Adult: Similar to D. ministra with FW slightly darker, especially toward costa. Outer margin less scalloped. HW darker than D. ministra. (1)
D. drexelii are inseparable from D. major without dissection. Both species have brown forewings, usually with orange shading along the costa. The reniform and orbicular spots are usually distinct, often quite bold.

Larva: "The larva of D. drexelii is similar to the yellownecked caterpillar. The head and body are black. The cervical shield, or "collar", and front of the thorax are yellow, forming a "yellow neck." There are 11 (counting the ventral line) yellow longitudinal stripes along the body, with the lateral stripes connected at the rear with a small yellow ... patch on abdominal segment nine or on segments eight and nine. Full-grown larvae are 45-50 mm long." - Auburn University Account
Range
South Carolina west to Kentucky and northward. (1)
Food
Blueberry, sourwood, and witch-hazel. (1)
See Also

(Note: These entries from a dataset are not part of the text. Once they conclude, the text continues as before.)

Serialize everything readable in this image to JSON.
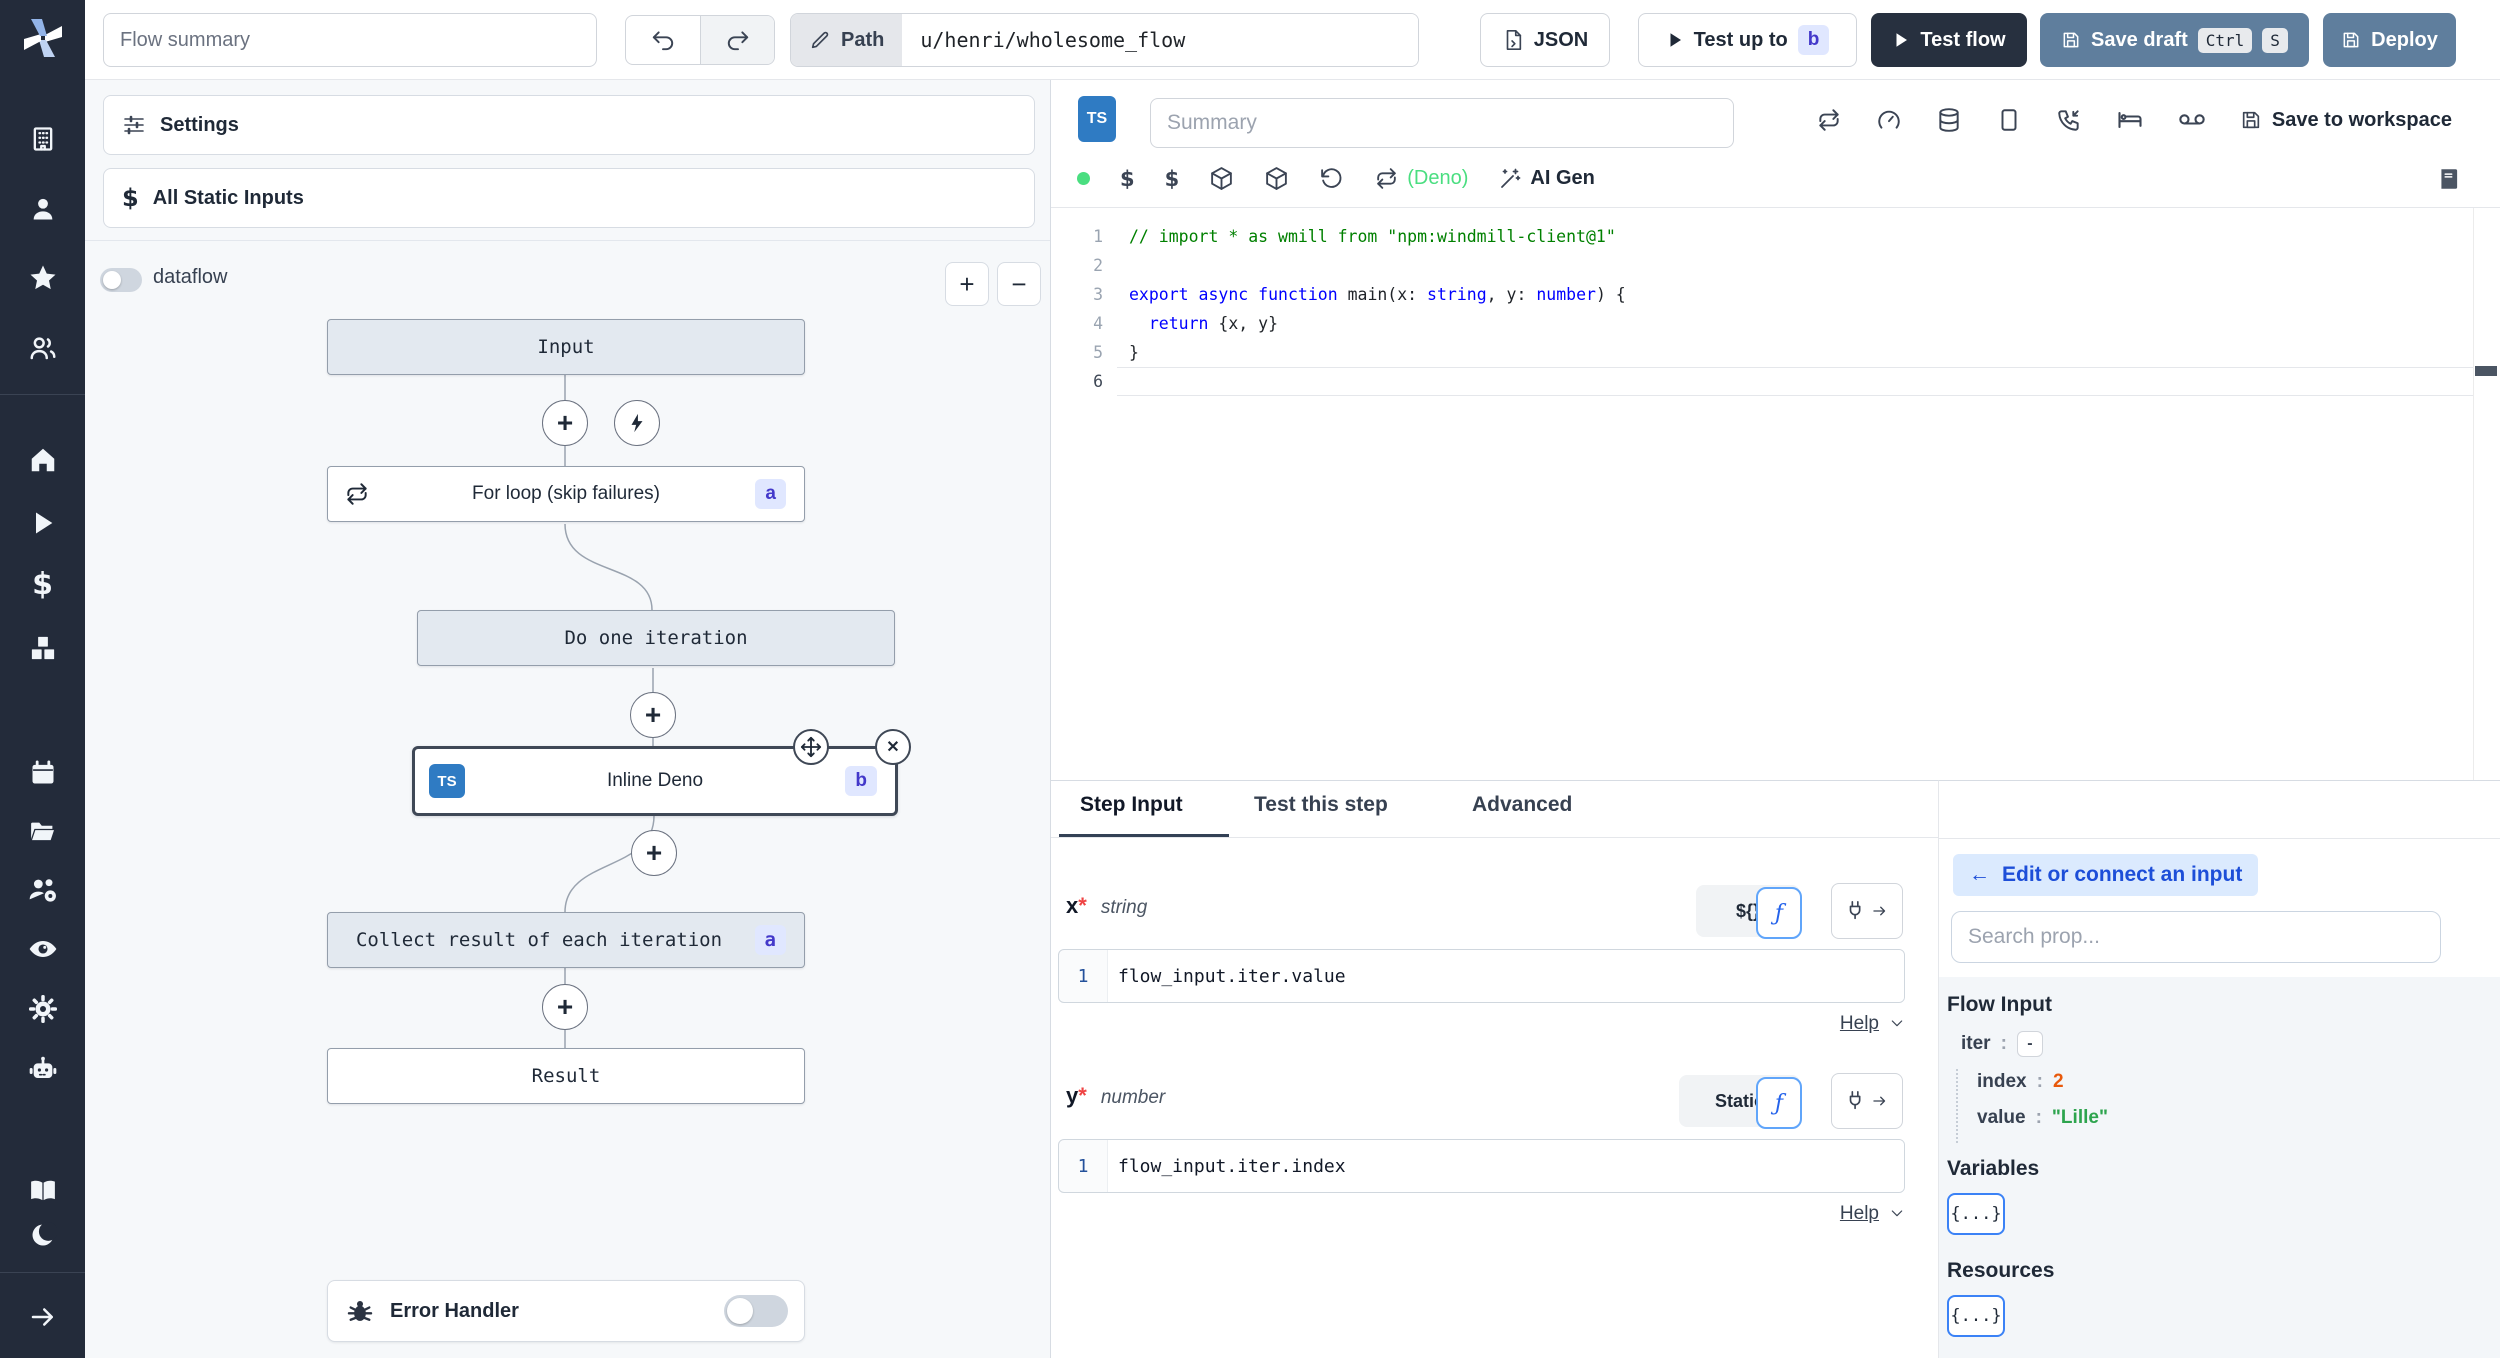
{
  "topbar": {
    "flow_summary_placeholder": "Flow summary",
    "path_label": "Path",
    "path_value": "u/henri/wholesome_flow",
    "json_label": "JSON",
    "test_up_to_label": "Test up to",
    "test_up_to_badge": "b",
    "test_flow_label": "Test flow",
    "save_draft_label": "Save draft",
    "save_draft_kbd_ctrl": "Ctrl",
    "save_draft_kbd_s": "S",
    "deploy_label": "Deploy"
  },
  "sidebar": {
    "icons_top": [
      "windmill-logo",
      "building",
      "user",
      "star",
      "users"
    ],
    "icons_middle": [
      "home",
      "play",
      "dollar",
      "cubes"
    ],
    "icons_lower": [
      "calendar",
      "folder-open",
      "users-gear",
      "eye",
      "gear",
      "robot"
    ],
    "icons_bottom": [
      "book-open",
      "moon",
      "arrow-right"
    ],
    "dollar_glyph": "$"
  },
  "left_panel": {
    "settings_label": "Settings",
    "all_static_inputs_label": "All Static Inputs",
    "static_inputs_glyph": "$",
    "dataflow_label": "dataflow",
    "zoom_in_label": "+",
    "zoom_out_label": "−"
  },
  "graph": {
    "input_label": "Input",
    "for_loop_label": "For loop (skip failures)",
    "for_loop_badge": "a",
    "iteration_label": "Do one iteration",
    "inline_step_label": "Inline Deno",
    "inline_step_badge": "b",
    "inline_step_lang": "TS",
    "collect_label": "Collect result of each iteration",
    "collect_badge": "a",
    "result_label": "Result",
    "error_handler_label": "Error Handler",
    "plus_glyph": "+",
    "close_glyph": "✕"
  },
  "editor": {
    "lang_badge": "TS",
    "summary_placeholder": "Summary",
    "runtime_label": "(Deno)",
    "ai_gen_label": "AI Gen",
    "save_to_workspace_label": "Save to workspace",
    "dollar_glyph": "$",
    "code_lines": [
      [
        {
          "t": "// import * as wmill from \"npm:windmill-client@1\"",
          "c": "comment"
        }
      ],
      [],
      [
        {
          "t": "export",
          "c": "kw"
        },
        {
          "t": " ",
          "c": "plain"
        },
        {
          "t": "async",
          "c": "kw"
        },
        {
          "t": " ",
          "c": "plain"
        },
        {
          "t": "function",
          "c": "kw"
        },
        {
          "t": " main(x: ",
          "c": "plain"
        },
        {
          "t": "string",
          "c": "type"
        },
        {
          "t": ", y: ",
          "c": "plain"
        },
        {
          "t": "number",
          "c": "type"
        },
        {
          "t": ") {",
          "c": "plain"
        }
      ],
      [
        {
          "t": "  ",
          "c": "plain"
        },
        {
          "t": "return",
          "c": "kw"
        },
        {
          "t": " {x, y}",
          "c": "plain"
        }
      ],
      [
        {
          "t": "}",
          "c": "plain"
        }
      ],
      []
    ]
  },
  "step_panel": {
    "tabs": [
      "Step Input",
      "Test this step",
      "Advanced"
    ],
    "fields": {
      "x": {
        "name": "x",
        "required_mark": "*",
        "type": "string",
        "mode_label": "${}",
        "fn_label": "ƒ",
        "line_number": "1",
        "expression": "flow_input.iter.value",
        "help_label": "Help"
      },
      "y": {
        "name": "y",
        "required_mark": "*",
        "type": "number",
        "mode_label": "Static",
        "fn_label": "ƒ",
        "line_number": "1",
        "expression": "flow_input.iter.index",
        "help_label": "Help"
      }
    }
  },
  "connect_panel": {
    "back_arrow": "←",
    "back_label": "Edit or connect an input",
    "search_placeholder": "Search prop...",
    "flow_input_title": "Flow Input",
    "tree": {
      "iter_key": "iter",
      "colon": ":",
      "iter_collapse": "-",
      "index_key": "index",
      "index_value": "2",
      "value_key": "value",
      "value_value": "\"Lille\""
    },
    "variables_title": "Variables",
    "resources_title": "Resources",
    "object_chip": "{...}"
  },
  "colors": {
    "sidebar_bg": "#232b3a",
    "accent_ts_blue": "#2f7bc3",
    "button_slate": "#5f7e9d",
    "button_dark": "#27303f",
    "badge_indigo_bg": "#e0e7ff",
    "badge_indigo_text": "#4338ca",
    "runtime_green": "#4ade80",
    "number_orange": "#e8590c",
    "string_green": "#2da44e",
    "pill_blue_bg": "#dbeafe",
    "pill_blue_text": "#1d4ed8"
  }
}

D. ministra averages a bit paler, plainer brown without any orange shading along the costa, has smaller reniform spots on average, and tends to have more heavily scalloped forewing margins. Some individuals cannot be reliably distinguished without dissection.
D. contracta is much paler, with an overlay of black scales.
D. major averages a bit larger and redder brown, but is usually not separable from D. drexelii unless dissected.
Internet References
Moth Photographers Group – images of live and pinned adults
BOLD Systems - images of pinned DNA supported specimens
Works Cited
1.Field Guide to Moths of Eastern North America
Charles V. Covell, Jr. 2005.